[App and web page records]
+++

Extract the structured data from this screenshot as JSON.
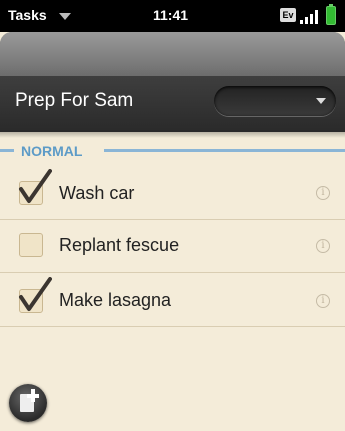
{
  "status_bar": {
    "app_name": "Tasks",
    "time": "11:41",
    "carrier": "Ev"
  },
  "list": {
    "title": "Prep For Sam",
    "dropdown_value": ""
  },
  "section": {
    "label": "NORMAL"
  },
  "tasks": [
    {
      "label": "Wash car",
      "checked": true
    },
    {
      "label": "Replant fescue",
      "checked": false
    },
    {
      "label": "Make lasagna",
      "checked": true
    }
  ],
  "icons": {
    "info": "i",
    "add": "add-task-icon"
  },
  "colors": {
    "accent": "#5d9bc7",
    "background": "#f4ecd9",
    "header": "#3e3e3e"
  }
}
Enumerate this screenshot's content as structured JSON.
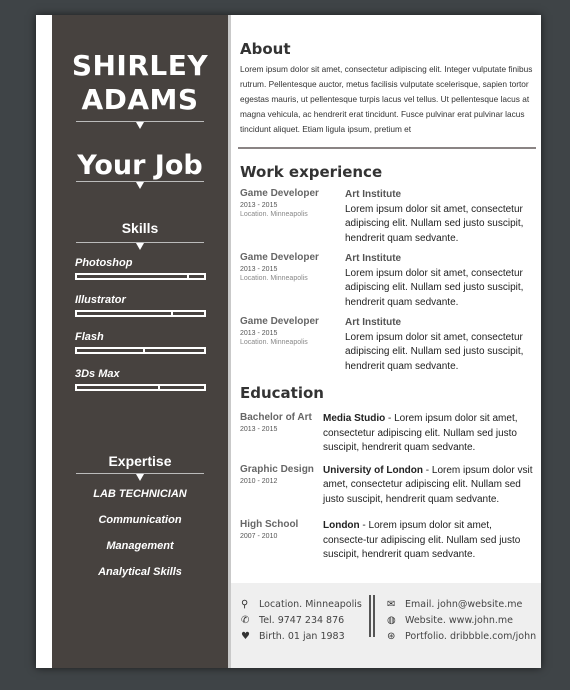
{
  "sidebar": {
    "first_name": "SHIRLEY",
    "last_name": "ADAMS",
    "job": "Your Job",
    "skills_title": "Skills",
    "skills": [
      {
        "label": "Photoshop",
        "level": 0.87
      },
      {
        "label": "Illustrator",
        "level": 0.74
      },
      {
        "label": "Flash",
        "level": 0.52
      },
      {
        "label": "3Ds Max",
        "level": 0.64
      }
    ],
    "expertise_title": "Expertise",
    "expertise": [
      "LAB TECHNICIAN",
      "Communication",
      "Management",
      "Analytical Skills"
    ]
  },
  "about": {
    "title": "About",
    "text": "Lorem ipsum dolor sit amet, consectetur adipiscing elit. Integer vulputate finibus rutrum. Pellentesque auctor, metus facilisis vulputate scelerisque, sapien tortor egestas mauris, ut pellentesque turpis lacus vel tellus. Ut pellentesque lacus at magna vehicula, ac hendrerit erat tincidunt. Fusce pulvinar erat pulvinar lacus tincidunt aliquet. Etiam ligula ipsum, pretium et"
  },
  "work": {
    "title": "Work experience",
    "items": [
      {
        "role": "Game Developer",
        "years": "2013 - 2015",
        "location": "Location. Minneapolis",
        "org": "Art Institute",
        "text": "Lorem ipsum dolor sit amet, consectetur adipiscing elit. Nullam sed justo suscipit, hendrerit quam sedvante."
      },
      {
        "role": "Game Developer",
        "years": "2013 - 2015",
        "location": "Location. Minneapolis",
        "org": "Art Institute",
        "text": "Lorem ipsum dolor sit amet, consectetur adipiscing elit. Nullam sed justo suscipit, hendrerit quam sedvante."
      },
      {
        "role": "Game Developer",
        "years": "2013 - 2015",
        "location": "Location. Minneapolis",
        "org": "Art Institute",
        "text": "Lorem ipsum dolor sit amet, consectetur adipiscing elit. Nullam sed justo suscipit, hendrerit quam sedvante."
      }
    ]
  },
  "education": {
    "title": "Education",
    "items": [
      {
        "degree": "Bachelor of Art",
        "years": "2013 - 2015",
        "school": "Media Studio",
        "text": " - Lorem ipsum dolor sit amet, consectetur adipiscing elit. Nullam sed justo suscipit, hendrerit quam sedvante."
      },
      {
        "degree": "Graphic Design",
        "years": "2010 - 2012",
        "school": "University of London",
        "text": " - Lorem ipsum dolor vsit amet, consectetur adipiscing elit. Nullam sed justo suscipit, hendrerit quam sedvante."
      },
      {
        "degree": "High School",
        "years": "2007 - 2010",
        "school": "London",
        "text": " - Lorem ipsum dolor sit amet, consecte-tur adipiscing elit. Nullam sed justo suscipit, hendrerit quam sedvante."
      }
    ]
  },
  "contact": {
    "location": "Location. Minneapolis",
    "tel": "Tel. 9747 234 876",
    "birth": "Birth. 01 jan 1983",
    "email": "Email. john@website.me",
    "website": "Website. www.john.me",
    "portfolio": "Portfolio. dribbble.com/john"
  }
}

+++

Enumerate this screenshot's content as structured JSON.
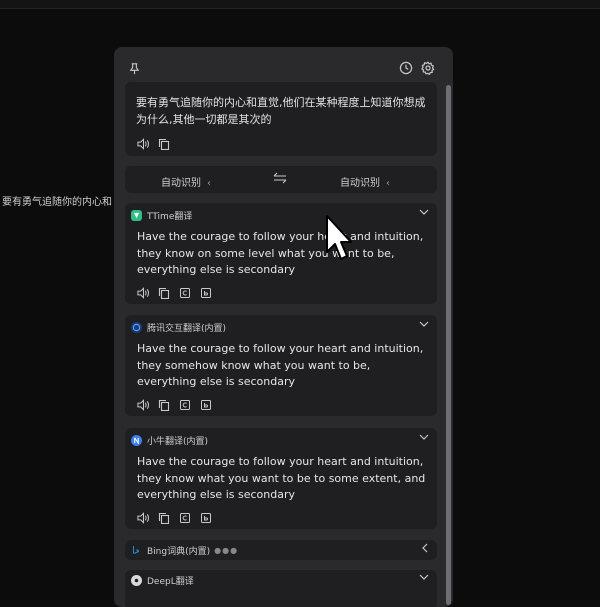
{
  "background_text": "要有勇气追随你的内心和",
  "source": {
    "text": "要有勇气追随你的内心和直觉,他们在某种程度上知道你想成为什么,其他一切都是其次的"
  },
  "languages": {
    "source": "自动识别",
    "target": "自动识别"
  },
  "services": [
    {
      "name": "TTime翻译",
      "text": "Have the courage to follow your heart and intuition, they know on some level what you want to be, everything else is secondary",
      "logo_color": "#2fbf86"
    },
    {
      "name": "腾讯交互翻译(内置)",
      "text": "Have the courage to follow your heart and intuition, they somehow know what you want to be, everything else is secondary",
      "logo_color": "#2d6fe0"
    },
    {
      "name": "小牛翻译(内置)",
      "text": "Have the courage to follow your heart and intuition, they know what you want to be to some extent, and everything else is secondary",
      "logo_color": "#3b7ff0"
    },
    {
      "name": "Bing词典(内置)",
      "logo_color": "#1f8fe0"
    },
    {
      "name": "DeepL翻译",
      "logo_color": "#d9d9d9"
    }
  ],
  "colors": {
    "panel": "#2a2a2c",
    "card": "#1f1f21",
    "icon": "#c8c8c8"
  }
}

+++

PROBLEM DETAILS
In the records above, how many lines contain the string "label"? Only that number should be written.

EXERCISE SOLUTION
8